A supermarket seller stands near an emergency light during power outage at his shop in Cairo
Egypt's energy crisis has led to regular blackouts in major cities. Reuters

The Egyptian government has forged an agreement with foreign oil companies, to pay its arrears in full by 2017, says Egypt's state newspaper al-Ahram.

Under a previous plan, Egypt would have paid 21bn Egyptian pounds ($3bn, £1.7bn, €2.2bn) but it has now agreed to pay the full amount of $6bn by the same date.

The Ministry of Petroleum has agreed to handover $1.5bn to companies including BG and BP, the newspaper reported.

A number of foreign oil and gas companies had suspended operations in Egypt amid three years of political and social turmoil that followed the overthrow of former president Hosni Mubarak in 2011.

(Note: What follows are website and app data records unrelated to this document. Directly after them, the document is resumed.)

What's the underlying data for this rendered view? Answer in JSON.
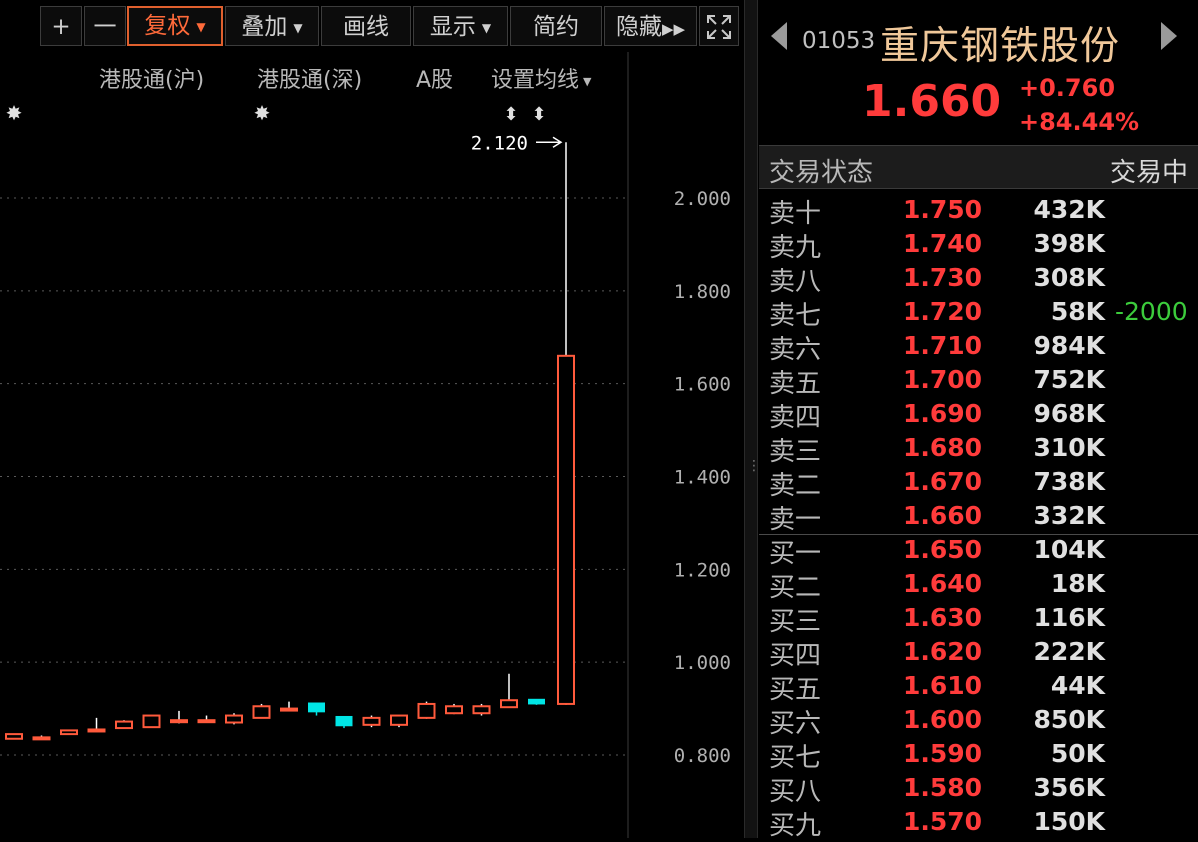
{
  "toolbar": {
    "plus": "+",
    "minus": "一",
    "fuquan": "复权",
    "diejia": "叠加",
    "huaxian": "画线",
    "xianshi": "显示",
    "jianyue": "简约",
    "yincang": "隐藏"
  },
  "submenu": {
    "ggt_hu": "港股通(沪)",
    "ggt_shen": "港股通(深)",
    "a_share": "A股",
    "set_ma": "设置均线"
  },
  "chart_data": {
    "type": "candlestick",
    "y_ticks": [
      "2.000",
      "1.800",
      "1.600",
      "1.400",
      "1.200",
      "1.000",
      "0.800"
    ],
    "ylim": [
      0.78,
      2.24
    ],
    "high_marker": "2.120",
    "candles": [
      {
        "open": 0.835,
        "close": 0.845,
        "high": 0.845,
        "low": 0.835,
        "color": "up"
      },
      {
        "open": 0.838,
        "close": 0.838,
        "high": 0.842,
        "low": 0.834,
        "color": "up"
      },
      {
        "open": 0.845,
        "close": 0.853,
        "high": 0.853,
        "low": 0.845,
        "color": "up"
      },
      {
        "open": 0.855,
        "close": 0.855,
        "high": 0.88,
        "low": 0.855,
        "color": "up"
      },
      {
        "open": 0.858,
        "close": 0.872,
        "high": 0.875,
        "low": 0.858,
        "color": "up"
      },
      {
        "open": 0.86,
        "close": 0.885,
        "high": 0.885,
        "low": 0.86,
        "color": "up"
      },
      {
        "open": 0.875,
        "close": 0.875,
        "high": 0.895,
        "low": 0.868,
        "color": "up"
      },
      {
        "open": 0.875,
        "close": 0.875,
        "high": 0.885,
        "low": 0.872,
        "color": "up"
      },
      {
        "open": 0.87,
        "close": 0.885,
        "high": 0.89,
        "low": 0.866,
        "color": "up"
      },
      {
        "open": 0.88,
        "close": 0.905,
        "high": 0.91,
        "low": 0.88,
        "color": "up"
      },
      {
        "open": 0.9,
        "close": 0.9,
        "high": 0.915,
        "low": 0.895,
        "color": "up"
      },
      {
        "open": 0.912,
        "close": 0.893,
        "high": 0.912,
        "low": 0.885,
        "color": "down"
      },
      {
        "open": 0.883,
        "close": 0.863,
        "high": 0.883,
        "low": 0.858,
        "color": "down"
      },
      {
        "open": 0.865,
        "close": 0.88,
        "high": 0.885,
        "low": 0.86,
        "color": "up"
      },
      {
        "open": 0.865,
        "close": 0.885,
        "high": 0.885,
        "low": 0.86,
        "color": "up"
      },
      {
        "open": 0.88,
        "close": 0.91,
        "high": 0.915,
        "low": 0.878,
        "color": "up"
      },
      {
        "open": 0.89,
        "close": 0.905,
        "high": 0.91,
        "low": 0.888,
        "color": "up"
      },
      {
        "open": 0.89,
        "close": 0.905,
        "high": 0.91,
        "low": 0.885,
        "color": "up"
      },
      {
        "open": 0.903,
        "close": 0.918,
        "high": 0.975,
        "low": 0.903,
        "color": "up"
      },
      {
        "open": 0.92,
        "close": 0.91,
        "high": 0.92,
        "low": 0.908,
        "color": "down"
      },
      {
        "open": 0.91,
        "close": 1.66,
        "high": 2.12,
        "low": 0.908,
        "color": "up"
      }
    ]
  },
  "quote": {
    "code": "01053",
    "name": "重庆钢铁股份",
    "price": "1.660",
    "change": "+0.760",
    "change_pct": "+84.44%",
    "status_label": "交易状态",
    "status_value": "交易中"
  },
  "orderbook": {
    "asks": [
      {
        "label": "卖十",
        "price": "1.750",
        "vol": "432K",
        "chg": ""
      },
      {
        "label": "卖九",
        "price": "1.740",
        "vol": "398K",
        "chg": ""
      },
      {
        "label": "卖八",
        "price": "1.730",
        "vol": "308K",
        "chg": ""
      },
      {
        "label": "卖七",
        "price": "1.720",
        "vol": "58K",
        "chg": "-2000"
      },
      {
        "label": "卖六",
        "price": "1.710",
        "vol": "984K",
        "chg": ""
      },
      {
        "label": "卖五",
        "price": "1.700",
        "vol": "752K",
        "chg": ""
      },
      {
        "label": "卖四",
        "price": "1.690",
        "vol": "968K",
        "chg": ""
      },
      {
        "label": "卖三",
        "price": "1.680",
        "vol": "310K",
        "chg": ""
      },
      {
        "label": "卖二",
        "price": "1.670",
        "vol": "738K",
        "chg": ""
      },
      {
        "label": "卖一",
        "price": "1.660",
        "vol": "332K",
        "chg": ""
      }
    ],
    "bids": [
      {
        "label": "买一",
        "price": "1.650",
        "vol": "104K",
        "chg": ""
      },
      {
        "label": "买二",
        "price": "1.640",
        "vol": "18K",
        "chg": ""
      },
      {
        "label": "买三",
        "price": "1.630",
        "vol": "116K",
        "chg": ""
      },
      {
        "label": "买四",
        "price": "1.620",
        "vol": "222K",
        "chg": ""
      },
      {
        "label": "买五",
        "price": "1.610",
        "vol": "44K",
        "chg": ""
      },
      {
        "label": "买六",
        "price": "1.600",
        "vol": "850K",
        "chg": ""
      },
      {
        "label": "买七",
        "price": "1.590",
        "vol": "50K",
        "chg": ""
      },
      {
        "label": "买八",
        "price": "1.580",
        "vol": "356K",
        "chg": ""
      },
      {
        "label": "买九",
        "price": "1.570",
        "vol": "150K",
        "chg": ""
      }
    ]
  },
  "colors": {
    "up": "#ff5a3c",
    "down": "#00e5e5",
    "grid": "#5a5a5a",
    "accent": "#ff6a3a"
  }
}
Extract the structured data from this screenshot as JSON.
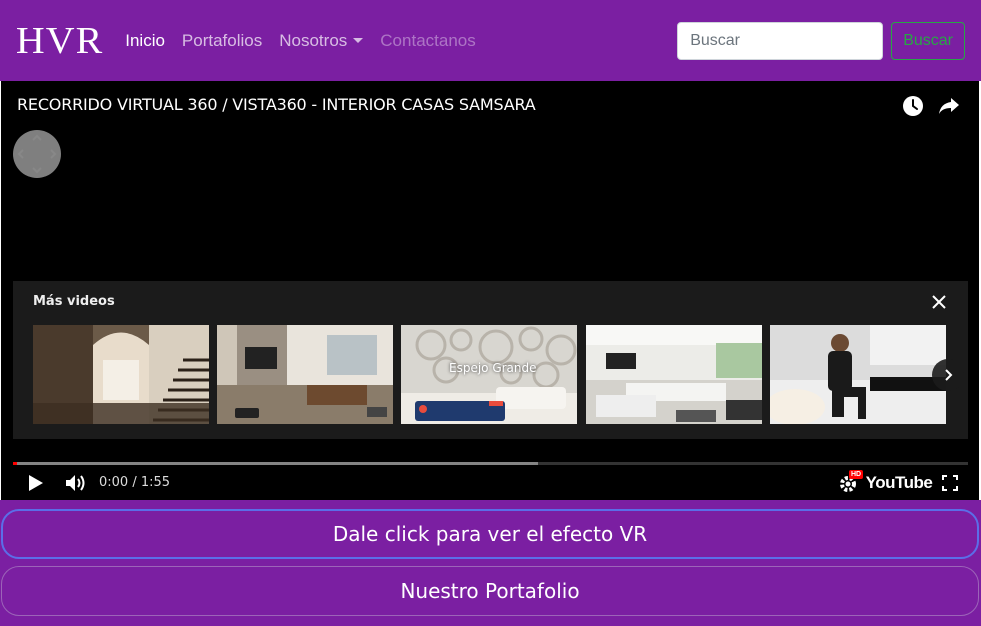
{
  "navbar": {
    "brand": "HVR",
    "links": {
      "inicio": "Inicio",
      "portafolios": "Portafolios",
      "nosotros": "Nosotros",
      "contactanos": "Contactanos"
    },
    "search_placeholder": "Buscar",
    "search_button": "Buscar"
  },
  "video": {
    "title": "RECORRIDO VIRTUAL 360 / VISTA360 - INTERIOR CASAS SAMSARA",
    "more_videos_title": "Más videos",
    "thumbnail_text": "Espejo Grande",
    "time": "0:00 / 1:55",
    "progress_loaded_fraction": 0.55,
    "progress_played_fraction": 0.004,
    "youtube_label": "YouTube",
    "hd_badge": "HD"
  },
  "buttons": {
    "vr": "Dale click para ver el efecto VR",
    "portfolio": "Nuestro Portafolio"
  },
  "colors": {
    "brand_purple": "#7b1fa2",
    "search_green": "#28a745",
    "youtube_red": "#ff0000"
  }
}
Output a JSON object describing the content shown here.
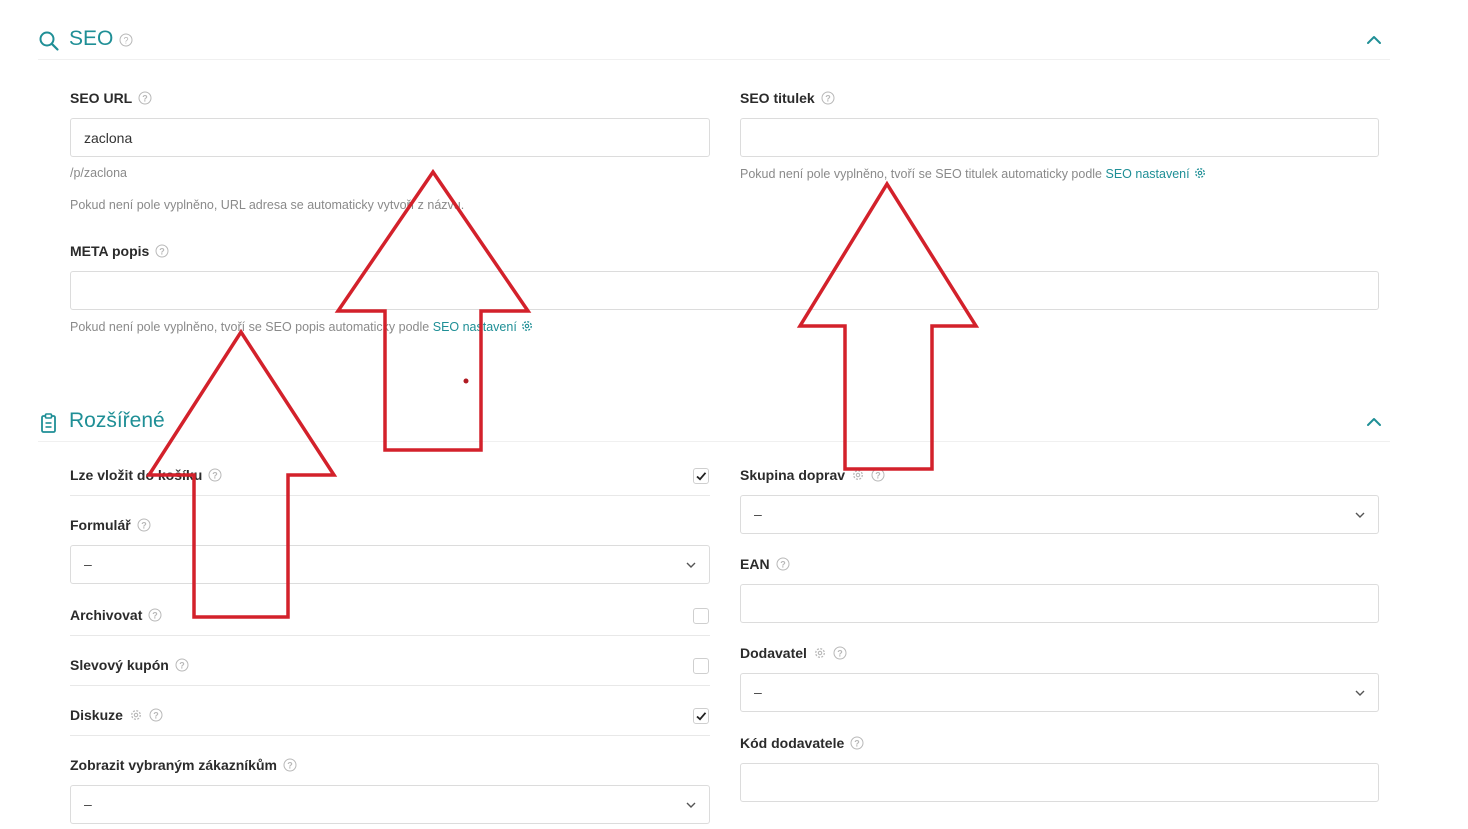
{
  "seo": {
    "title": "SEO",
    "url_label": "SEO URL",
    "url_value": "zaclona",
    "url_path": "/p/zaclona",
    "url_hint": "Pokud není pole vyplněno, URL adresa se automaticky vytvoří z názvu.",
    "title_label": "SEO titulek",
    "title_value": "",
    "title_hint": "Pokud není pole vyplněno, tvoří se SEO titulek automaticky podle",
    "title_hint_link": "SEO nastavení",
    "meta_label": "META popis",
    "meta_value": "",
    "meta_hint": "Pokud není pole vyplněno, tvoří se SEO popis automaticky podle",
    "meta_hint_link": "SEO nastavení"
  },
  "extended": {
    "title": "Rozšířené",
    "cart_label": "Lze vložit do košíku",
    "cart_checked": true,
    "form_label": "Formulář",
    "form_value": "–",
    "archive_label": "Archivovat",
    "archive_checked": false,
    "coupon_label": "Slevový kupón",
    "coupon_checked": false,
    "discussion_label": "Diskuze",
    "discussion_checked": true,
    "customers_label": "Zobrazit vybraným zákazníkům",
    "customers_value": "–",
    "shipping_label": "Skupina doprav",
    "shipping_value": "–",
    "ean_label": "EAN",
    "ean_value": "",
    "supplier_label": "Dodavatel",
    "supplier_value": "–",
    "supplier_code_label": "Kód dodavatele",
    "supplier_code_value": ""
  },
  "colors": {
    "accent": "#1f8f96",
    "annotation": "#d3212b"
  },
  "icons": {
    "seo_section": "search-icon",
    "extended_section": "clipboard-icon",
    "collapse": "chevron-up-icon",
    "help": "question-circle-icon",
    "settings": "gear-icon",
    "dropdown": "chevron-down-icon",
    "checked": "checkmark-icon"
  }
}
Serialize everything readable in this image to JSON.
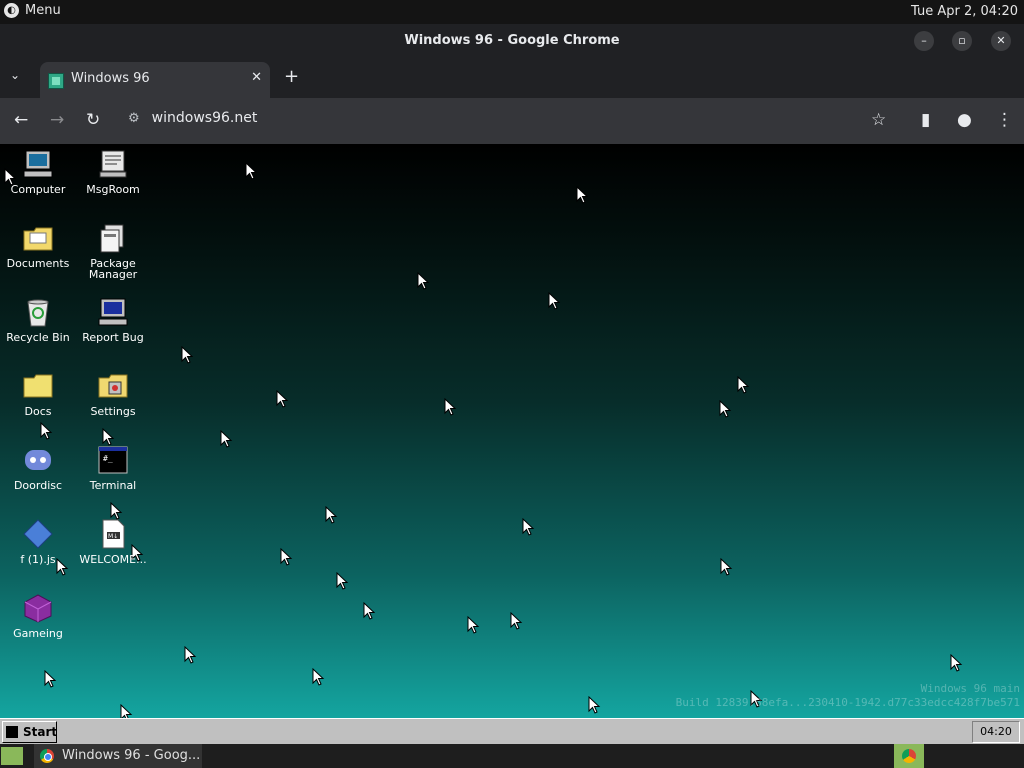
{
  "os_topbar": {
    "menu_label": "Menu",
    "datetime": "Tue Apr 2, 04:20"
  },
  "browser": {
    "window_title": "Windows 96 - Google Chrome",
    "tab_title": "Windows 96",
    "url": "windows96.net"
  },
  "desktop": {
    "icons": [
      {
        "label": "Computer",
        "icon": "computer-icon"
      },
      {
        "label": "MsgRoom",
        "icon": "msgroom-icon"
      },
      {
        "label": "Documents",
        "icon": "documents-folder-icon"
      },
      {
        "label": "Package Manager",
        "icon": "package-manager-icon"
      },
      {
        "label": "Recycle Bin",
        "icon": "recycle-bin-icon"
      },
      {
        "label": "Report Bug",
        "icon": "report-bug-icon"
      },
      {
        "label": "Docs",
        "icon": "folder-icon"
      },
      {
        "label": "Settings",
        "icon": "settings-icon"
      },
      {
        "label": "Doordisc",
        "icon": "doordisc-icon"
      },
      {
        "label": "Terminal",
        "icon": "terminal-icon"
      },
      {
        "label": "f (1).js",
        "icon": "js-file-icon"
      },
      {
        "label": "WELCOME...",
        "icon": "markdown-file-icon"
      },
      {
        "label": "Gameing",
        "icon": "gameing-icon"
      }
    ],
    "build_line1": "Windows 96 main",
    "build_line2": "Build 12839.88efa...230410-1942.d77c33edcc428f7be571"
  },
  "win96_taskbar": {
    "start_label": "Start",
    "clock": "04:20"
  },
  "os_taskbar": {
    "window_label": "Windows 96 - Goog..."
  },
  "colors": {
    "accent_teal": "#14a5a0",
    "mint_green": "#8ab85a"
  }
}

Moreover, amid an escalating energy crisis, the Egyptian government had stopped paying its bills and suspended some gas plants that were part-owned by foreign companies.

While foreign companies usually operate in Egypt in conjunction with the government, Cairo has been taking increasing amounts of its agreed share in recent years. It has failed to meet its own export obligations, as it seeks to cover the ever-rising demand in its own domestic market.

Egypt has also suffered from plunging foreign exchange reserves, used to pay foreign firms, as tourists have been scared off by the countrywide disorder. President Abdel Fattah al-Sisi, former head of the armed forces, has promised to restore security in a bid to attract foreign cash to the country.